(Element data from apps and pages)
-----

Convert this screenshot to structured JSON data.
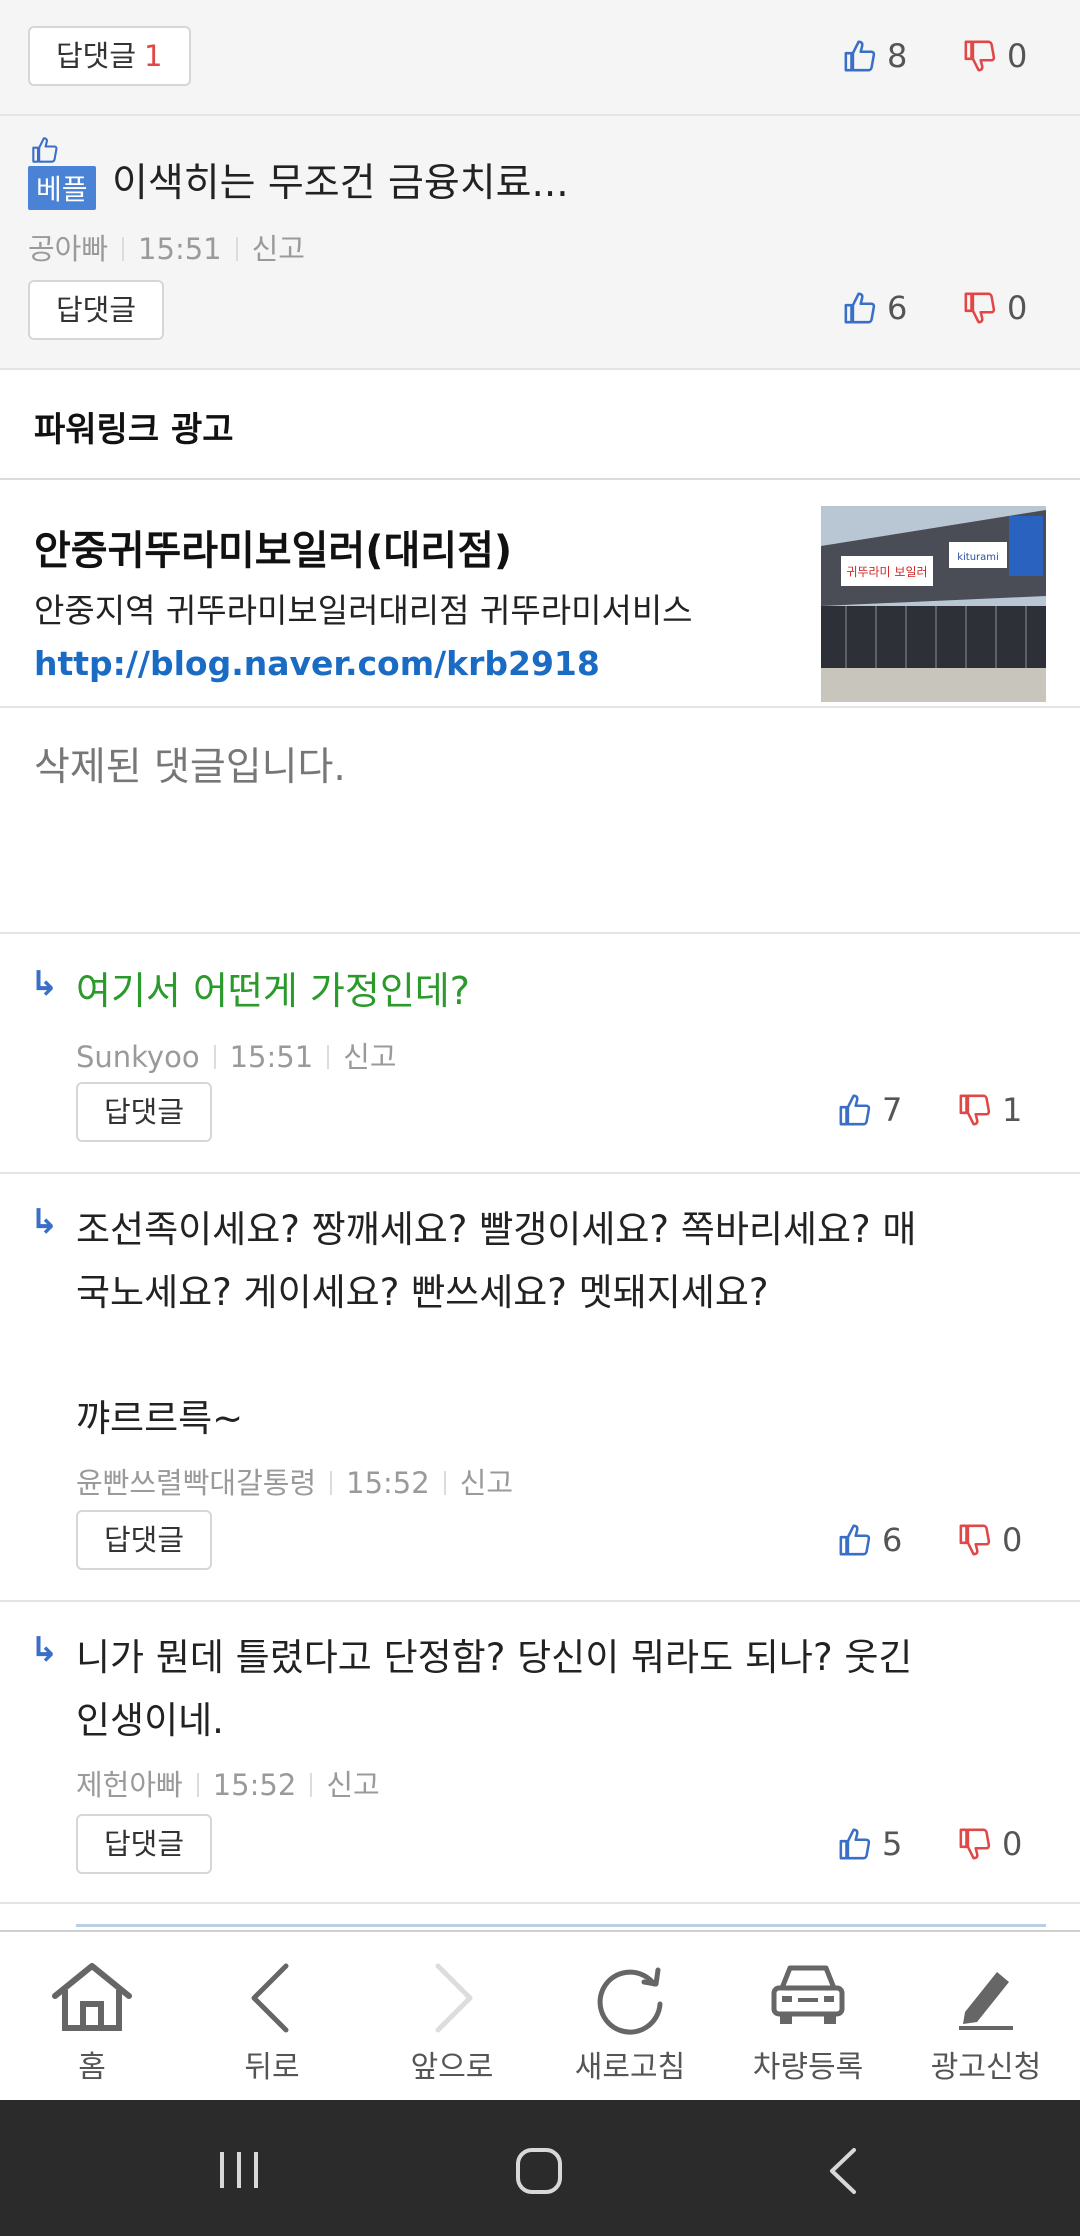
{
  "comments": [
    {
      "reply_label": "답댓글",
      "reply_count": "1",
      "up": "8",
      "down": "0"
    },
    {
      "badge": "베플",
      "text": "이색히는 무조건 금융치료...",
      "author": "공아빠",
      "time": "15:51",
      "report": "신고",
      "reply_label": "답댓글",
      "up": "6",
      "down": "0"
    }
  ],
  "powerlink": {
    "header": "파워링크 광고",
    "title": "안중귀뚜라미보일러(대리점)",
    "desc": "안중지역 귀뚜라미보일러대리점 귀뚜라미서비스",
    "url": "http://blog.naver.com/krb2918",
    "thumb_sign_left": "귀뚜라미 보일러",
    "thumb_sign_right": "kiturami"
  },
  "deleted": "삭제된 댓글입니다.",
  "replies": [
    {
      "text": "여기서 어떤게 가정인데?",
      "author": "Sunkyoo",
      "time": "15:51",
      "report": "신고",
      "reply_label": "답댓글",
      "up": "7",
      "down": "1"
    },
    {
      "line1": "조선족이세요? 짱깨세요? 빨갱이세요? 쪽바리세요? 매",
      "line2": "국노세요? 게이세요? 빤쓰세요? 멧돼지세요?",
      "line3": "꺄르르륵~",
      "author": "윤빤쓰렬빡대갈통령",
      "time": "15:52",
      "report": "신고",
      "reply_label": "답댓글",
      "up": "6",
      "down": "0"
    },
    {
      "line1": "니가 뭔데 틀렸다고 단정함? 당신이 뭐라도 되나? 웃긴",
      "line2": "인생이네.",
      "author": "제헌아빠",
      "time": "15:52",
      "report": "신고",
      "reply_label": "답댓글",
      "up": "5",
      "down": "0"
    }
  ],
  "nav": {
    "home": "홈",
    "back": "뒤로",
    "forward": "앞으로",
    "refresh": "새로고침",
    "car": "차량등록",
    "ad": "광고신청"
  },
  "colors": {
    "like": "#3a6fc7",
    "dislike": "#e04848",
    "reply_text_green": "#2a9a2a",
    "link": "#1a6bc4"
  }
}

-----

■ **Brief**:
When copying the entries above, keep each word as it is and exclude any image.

■ **Answer to the problem**:
Convert this screenshot to structured JSON data.
{
  "comments": [
    {
      "reply_label": "답댓글",
      "reply_count": "1",
      "up": "8",
      "down": "0"
    },
    {
      "badge": "베플",
      "text": "이색히는 무조건 금융치료...",
      "author": "공아빠",
      "time": "15:51",
      "report": "신고",
      "reply_label": "답댓글",
      "up": "6",
      "down": "0"
    }
  ],
  "powerlink": {
    "header": "파워링크 광고",
    "title": "안중귀뚜라미보일러(대리점)",
    "desc": "안중지역 귀뚜라미보일러대리점 귀뚜라미서비스",
    "url": "http://blog.naver.com/krb2918",
    "thumb_sign_left": "귀뚜라미 보일러",
    "thumb_sign_right": "kiturami"
  },
  "deleted": "삭제된 댓글입니다.",
  "replies": [
    {
      "text": "여기서 어떤게 가정인데?",
      "author": "Sunkyoo",
      "time": "15:51",
      "report": "신고",
      "reply_label": "답댓글",
      "up": "7",
      "down": "1"
    },
    {
      "line1": "조선족이세요? 짱깨세요? 빨갱이세요? 쪽바리세요? 매",
      "line2": "국노세요? 게이세요? 빤쓰세요? 멧돼지세요?",
      "line3": "꺄르르륵~",
      "author": "윤빤쓰렬빡대갈통령",
      "time": "15:52",
      "report": "신고",
      "reply_label": "답댓글",
      "up": "6",
      "down": "0"
    },
    {
      "line1": "니가 뭔데 틀렸다고 단정함? 당신이 뭐라도 되나? 웃긴",
      "line2": "인생이네.",
      "author": "제헌아빠",
      "time": "15:52",
      "report": "신고",
      "reply_label": "답댓글",
      "up": "5",
      "down": "0"
    }
  ],
  "nav": {
    "home": "홈",
    "back": "뒤로",
    "forward": "앞으로",
    "refresh": "새로고침",
    "car": "차량등록",
    "ad": "광고신청"
  },
  "colors": {
    "like": "#3a6fc7",
    "dislike": "#e04848",
    "reply_text_green": "#2a9a2a",
    "link": "#1a6bc4"
  }
}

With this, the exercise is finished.